## MATERIAL FOR THIS TASK
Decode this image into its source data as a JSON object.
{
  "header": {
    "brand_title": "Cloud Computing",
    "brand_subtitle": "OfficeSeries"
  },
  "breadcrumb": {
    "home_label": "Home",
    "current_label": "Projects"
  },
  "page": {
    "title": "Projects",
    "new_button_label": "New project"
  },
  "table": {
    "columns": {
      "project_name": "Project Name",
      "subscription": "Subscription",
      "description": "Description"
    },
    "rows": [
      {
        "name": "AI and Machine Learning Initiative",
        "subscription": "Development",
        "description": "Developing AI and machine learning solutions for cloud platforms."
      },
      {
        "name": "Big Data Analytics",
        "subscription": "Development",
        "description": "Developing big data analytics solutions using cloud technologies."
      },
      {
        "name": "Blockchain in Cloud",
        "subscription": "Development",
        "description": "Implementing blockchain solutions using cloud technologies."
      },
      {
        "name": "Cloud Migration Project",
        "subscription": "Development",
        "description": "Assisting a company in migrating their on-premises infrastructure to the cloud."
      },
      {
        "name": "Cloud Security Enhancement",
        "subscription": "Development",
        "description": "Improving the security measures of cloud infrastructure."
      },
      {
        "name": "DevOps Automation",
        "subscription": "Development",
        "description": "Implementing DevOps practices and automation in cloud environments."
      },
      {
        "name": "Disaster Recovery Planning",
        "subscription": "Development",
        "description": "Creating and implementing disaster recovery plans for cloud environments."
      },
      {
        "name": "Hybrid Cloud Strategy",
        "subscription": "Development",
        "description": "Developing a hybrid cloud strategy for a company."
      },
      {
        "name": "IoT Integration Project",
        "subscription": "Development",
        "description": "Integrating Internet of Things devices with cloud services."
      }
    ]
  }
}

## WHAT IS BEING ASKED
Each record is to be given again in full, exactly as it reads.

## ANSWER TO THIS TASK
Decode this image into its source data as a JSON object.
{
  "header": {
    "brand_title": "Cloud Computing",
    "brand_subtitle": "OfficeSeries"
  },
  "breadcrumb": {
    "home_label": "Home",
    "current_label": "Projects"
  },
  "page": {
    "title": "Projects",
    "new_button_label": "New project"
  },
  "table": {
    "columns": {
      "project_name": "Project Name",
      "subscription": "Subscription",
      "description": "Description"
    },
    "rows": [
      {
        "name": "AI and Machine Learning Initiative",
        "subscription": "Development",
        "description": "Developing AI and machine learning solutions for cloud platforms."
      },
      {
        "name": "Big Data Analytics",
        "subscription": "Development",
        "description": "Developing big data analytics solutions using cloud technologies."
      },
      {
        "name": "Blockchain in Cloud",
        "subscription": "Development",
        "description": "Implementing blockchain solutions using cloud technologies."
      },
      {
        "name": "Cloud Migration Project",
        "subscription": "Development",
        "description": "Assisting a company in migrating their on-premises infrastructure to the cloud."
      },
      {
        "name": "Cloud Security Enhancement",
        "subscription": "Development",
        "description": "Improving the security measures of cloud infrastructure."
      },
      {
        "name": "DevOps Automation",
        "subscription": "Development",
        "description": "Implementing DevOps practices and automation in cloud environments."
      },
      {
        "name": "Disaster Recovery Planning",
        "subscription": "Development",
        "description": "Creating and implementing disaster recovery plans for cloud environments."
      },
      {
        "name": "Hybrid Cloud Strategy",
        "subscription": "Development",
        "description": "Developing a hybrid cloud strategy for a company."
      },
      {
        "name": "IoT Integration Project",
        "subscription": "Development",
        "description": "Integrating Internet of Things devices with cloud services."
      }
    ]
  }
}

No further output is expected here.